What you are asked to do —
Tally up the lines below that contain the word "data" and give the total alone.

Input material —
=== Section Start ===
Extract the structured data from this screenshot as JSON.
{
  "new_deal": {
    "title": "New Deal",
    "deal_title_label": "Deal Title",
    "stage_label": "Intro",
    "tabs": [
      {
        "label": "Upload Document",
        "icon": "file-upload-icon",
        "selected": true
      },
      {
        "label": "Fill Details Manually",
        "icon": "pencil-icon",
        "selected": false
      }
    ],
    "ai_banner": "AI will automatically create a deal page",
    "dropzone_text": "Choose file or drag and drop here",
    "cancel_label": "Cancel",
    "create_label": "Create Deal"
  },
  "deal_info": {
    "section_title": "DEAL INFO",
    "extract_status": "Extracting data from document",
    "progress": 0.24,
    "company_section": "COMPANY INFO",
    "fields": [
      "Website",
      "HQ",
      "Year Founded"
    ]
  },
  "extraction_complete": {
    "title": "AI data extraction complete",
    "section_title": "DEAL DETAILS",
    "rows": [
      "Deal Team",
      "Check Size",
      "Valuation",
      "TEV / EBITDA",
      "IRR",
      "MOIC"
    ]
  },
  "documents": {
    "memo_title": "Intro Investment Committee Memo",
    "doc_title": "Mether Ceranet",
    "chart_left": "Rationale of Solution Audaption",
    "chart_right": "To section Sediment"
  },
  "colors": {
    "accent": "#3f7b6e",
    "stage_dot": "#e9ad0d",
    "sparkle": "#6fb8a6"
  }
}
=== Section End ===
Response below —
3